─── Input material
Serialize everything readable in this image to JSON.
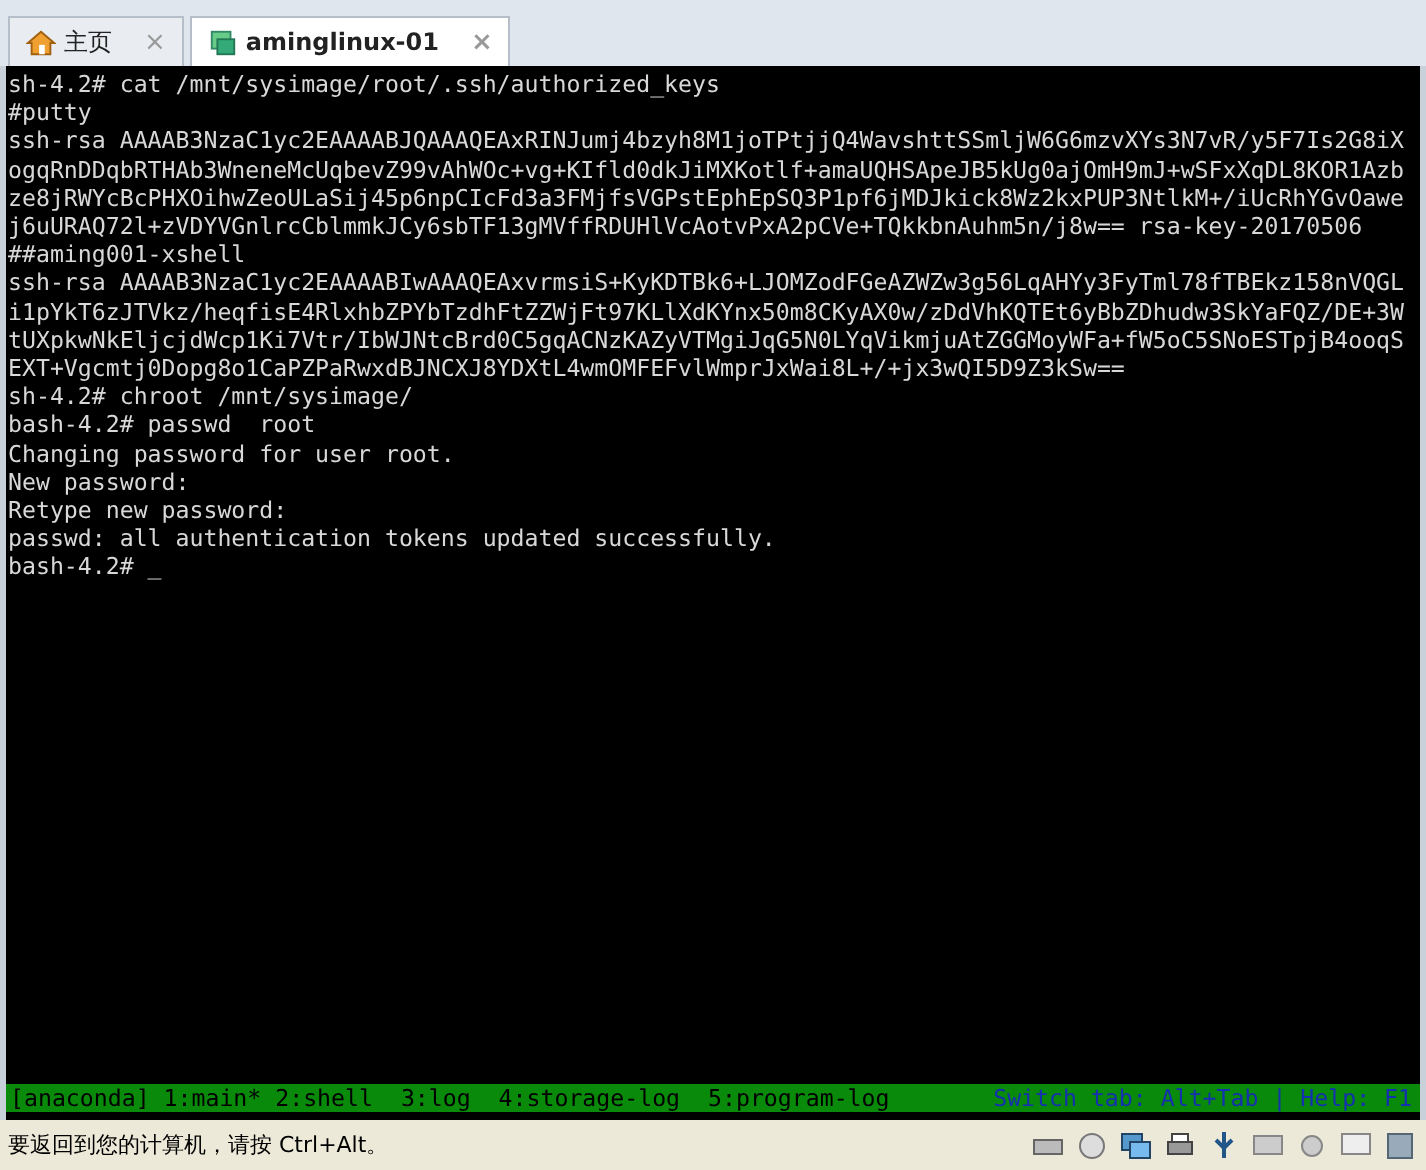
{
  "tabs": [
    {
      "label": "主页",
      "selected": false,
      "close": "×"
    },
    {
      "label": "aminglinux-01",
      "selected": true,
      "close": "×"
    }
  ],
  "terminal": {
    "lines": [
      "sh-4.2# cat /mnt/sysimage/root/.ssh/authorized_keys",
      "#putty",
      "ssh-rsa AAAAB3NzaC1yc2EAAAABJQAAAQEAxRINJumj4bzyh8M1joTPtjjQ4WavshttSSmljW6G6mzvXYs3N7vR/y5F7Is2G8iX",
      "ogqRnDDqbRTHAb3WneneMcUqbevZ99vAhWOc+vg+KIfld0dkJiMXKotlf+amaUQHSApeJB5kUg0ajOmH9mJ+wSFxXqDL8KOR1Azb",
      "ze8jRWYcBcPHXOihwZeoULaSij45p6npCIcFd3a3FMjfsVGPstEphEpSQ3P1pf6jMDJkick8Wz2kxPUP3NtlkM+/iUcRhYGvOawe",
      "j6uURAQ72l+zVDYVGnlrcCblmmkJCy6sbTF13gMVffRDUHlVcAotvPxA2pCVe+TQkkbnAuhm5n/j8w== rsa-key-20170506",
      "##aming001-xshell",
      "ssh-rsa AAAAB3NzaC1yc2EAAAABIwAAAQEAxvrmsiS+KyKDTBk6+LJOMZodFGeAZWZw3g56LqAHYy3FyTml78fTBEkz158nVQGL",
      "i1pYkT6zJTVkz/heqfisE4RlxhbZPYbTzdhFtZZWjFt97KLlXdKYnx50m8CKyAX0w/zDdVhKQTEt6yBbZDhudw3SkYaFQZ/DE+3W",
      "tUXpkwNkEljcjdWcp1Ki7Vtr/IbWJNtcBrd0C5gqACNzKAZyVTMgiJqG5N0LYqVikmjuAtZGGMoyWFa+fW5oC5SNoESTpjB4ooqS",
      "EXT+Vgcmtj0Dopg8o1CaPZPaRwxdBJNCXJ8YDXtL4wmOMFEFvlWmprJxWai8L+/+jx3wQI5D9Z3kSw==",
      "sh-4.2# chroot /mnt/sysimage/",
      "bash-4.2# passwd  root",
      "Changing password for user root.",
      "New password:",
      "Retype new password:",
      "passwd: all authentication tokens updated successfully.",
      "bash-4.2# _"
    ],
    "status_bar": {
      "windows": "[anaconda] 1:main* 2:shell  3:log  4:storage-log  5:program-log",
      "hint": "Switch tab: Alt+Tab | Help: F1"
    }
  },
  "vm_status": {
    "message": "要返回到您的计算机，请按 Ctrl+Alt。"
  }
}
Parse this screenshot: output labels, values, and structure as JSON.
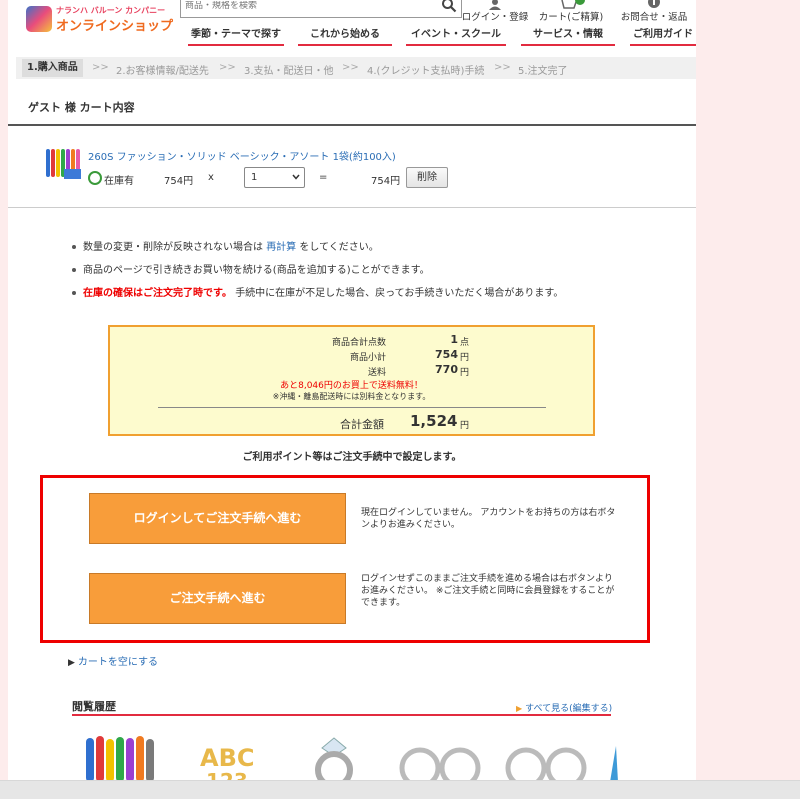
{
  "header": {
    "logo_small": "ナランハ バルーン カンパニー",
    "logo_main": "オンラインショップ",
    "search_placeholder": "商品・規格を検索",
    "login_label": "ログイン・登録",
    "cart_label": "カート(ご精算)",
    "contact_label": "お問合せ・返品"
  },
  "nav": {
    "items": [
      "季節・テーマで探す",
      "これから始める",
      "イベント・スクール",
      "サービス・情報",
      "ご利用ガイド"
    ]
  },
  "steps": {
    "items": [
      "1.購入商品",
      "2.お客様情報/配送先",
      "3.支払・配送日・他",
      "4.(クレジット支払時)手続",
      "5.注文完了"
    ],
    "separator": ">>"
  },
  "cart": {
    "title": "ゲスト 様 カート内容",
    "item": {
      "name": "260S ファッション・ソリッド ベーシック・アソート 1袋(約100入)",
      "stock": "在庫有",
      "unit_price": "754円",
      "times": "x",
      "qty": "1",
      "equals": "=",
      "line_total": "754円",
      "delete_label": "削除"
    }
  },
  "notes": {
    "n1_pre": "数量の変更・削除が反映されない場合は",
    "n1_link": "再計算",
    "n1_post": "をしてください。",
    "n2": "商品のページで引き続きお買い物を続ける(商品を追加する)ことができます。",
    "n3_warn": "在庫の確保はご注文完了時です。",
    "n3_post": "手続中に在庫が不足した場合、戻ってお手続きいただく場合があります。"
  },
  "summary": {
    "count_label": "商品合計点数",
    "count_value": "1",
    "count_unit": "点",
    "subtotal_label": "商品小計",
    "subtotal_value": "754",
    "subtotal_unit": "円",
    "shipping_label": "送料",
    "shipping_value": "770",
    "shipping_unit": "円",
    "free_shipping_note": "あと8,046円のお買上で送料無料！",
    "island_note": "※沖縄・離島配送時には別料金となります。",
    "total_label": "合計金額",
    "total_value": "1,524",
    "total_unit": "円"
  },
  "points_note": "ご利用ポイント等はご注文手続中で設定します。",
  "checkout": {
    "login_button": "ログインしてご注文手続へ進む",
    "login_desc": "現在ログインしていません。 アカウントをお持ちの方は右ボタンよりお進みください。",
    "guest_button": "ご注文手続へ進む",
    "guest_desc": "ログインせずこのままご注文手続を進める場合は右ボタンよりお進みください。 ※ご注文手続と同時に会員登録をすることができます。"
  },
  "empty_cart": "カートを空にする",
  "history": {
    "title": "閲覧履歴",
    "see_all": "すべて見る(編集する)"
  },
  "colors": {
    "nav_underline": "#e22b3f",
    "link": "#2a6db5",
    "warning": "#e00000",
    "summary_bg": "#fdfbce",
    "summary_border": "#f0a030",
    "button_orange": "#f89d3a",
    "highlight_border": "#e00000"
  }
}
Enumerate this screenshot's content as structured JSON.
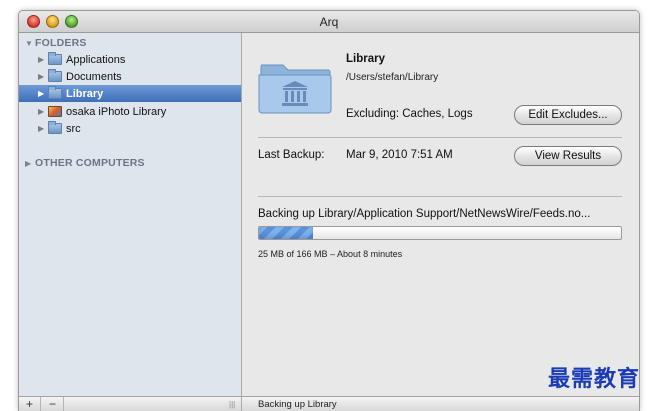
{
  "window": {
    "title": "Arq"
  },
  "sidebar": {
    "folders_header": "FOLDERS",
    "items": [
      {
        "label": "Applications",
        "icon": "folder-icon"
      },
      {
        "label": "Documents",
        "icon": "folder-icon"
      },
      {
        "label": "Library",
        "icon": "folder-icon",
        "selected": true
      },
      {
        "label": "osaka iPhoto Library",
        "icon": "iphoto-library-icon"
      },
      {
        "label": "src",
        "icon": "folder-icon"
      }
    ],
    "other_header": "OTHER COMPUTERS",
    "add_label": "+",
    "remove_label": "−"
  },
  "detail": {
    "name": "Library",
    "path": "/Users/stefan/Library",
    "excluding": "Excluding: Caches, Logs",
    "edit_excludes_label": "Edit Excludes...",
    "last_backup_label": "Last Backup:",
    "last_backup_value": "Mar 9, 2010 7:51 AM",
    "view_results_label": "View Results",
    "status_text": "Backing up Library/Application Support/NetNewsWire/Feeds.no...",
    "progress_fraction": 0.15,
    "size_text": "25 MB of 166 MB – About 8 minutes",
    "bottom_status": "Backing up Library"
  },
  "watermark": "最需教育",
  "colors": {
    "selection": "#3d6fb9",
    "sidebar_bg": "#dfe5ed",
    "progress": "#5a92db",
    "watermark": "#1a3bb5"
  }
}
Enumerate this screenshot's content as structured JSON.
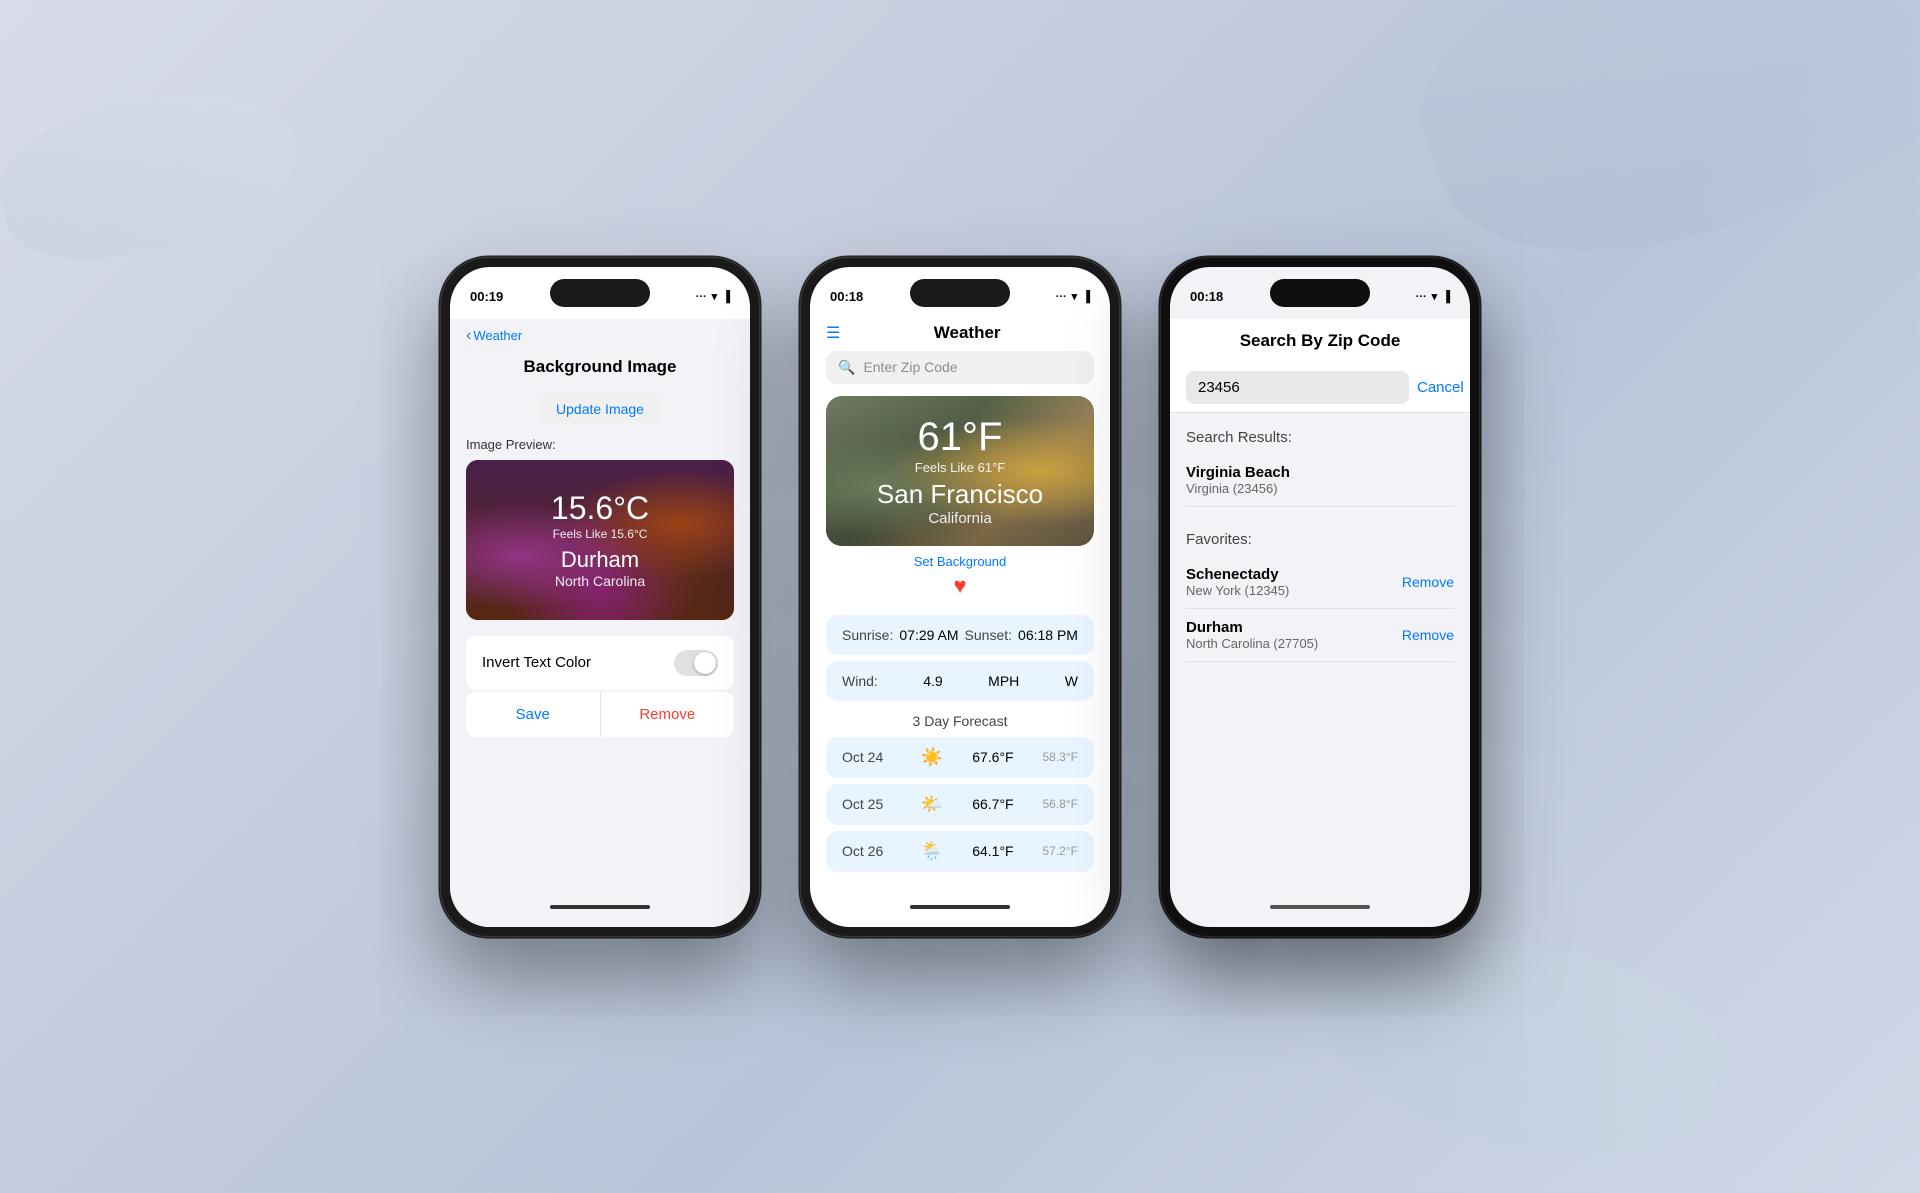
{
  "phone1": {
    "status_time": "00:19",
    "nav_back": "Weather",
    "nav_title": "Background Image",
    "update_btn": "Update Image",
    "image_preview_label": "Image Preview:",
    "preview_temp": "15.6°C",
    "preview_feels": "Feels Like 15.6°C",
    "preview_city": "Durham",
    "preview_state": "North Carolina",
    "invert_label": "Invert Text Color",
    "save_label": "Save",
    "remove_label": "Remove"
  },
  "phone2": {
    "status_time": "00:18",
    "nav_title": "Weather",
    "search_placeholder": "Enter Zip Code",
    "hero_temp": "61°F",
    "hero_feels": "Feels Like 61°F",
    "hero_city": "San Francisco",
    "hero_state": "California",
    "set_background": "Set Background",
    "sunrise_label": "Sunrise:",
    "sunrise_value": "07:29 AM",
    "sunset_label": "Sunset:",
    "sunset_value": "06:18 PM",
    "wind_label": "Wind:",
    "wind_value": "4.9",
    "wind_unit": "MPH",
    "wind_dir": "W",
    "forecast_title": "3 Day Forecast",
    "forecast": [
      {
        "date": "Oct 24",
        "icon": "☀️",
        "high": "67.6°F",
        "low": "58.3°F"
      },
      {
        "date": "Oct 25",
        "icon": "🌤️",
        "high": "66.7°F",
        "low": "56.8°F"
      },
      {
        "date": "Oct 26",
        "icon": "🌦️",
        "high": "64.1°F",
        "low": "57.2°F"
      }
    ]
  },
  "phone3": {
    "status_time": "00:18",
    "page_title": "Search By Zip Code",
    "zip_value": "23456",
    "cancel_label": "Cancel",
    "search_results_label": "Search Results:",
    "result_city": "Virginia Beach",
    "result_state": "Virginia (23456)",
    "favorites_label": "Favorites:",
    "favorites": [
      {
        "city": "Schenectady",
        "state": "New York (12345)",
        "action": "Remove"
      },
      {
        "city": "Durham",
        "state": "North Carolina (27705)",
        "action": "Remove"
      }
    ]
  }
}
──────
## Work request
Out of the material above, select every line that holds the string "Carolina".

## Output of the task
    "preview_state": "North Carolina",
        "state": "North Carolina (27705)",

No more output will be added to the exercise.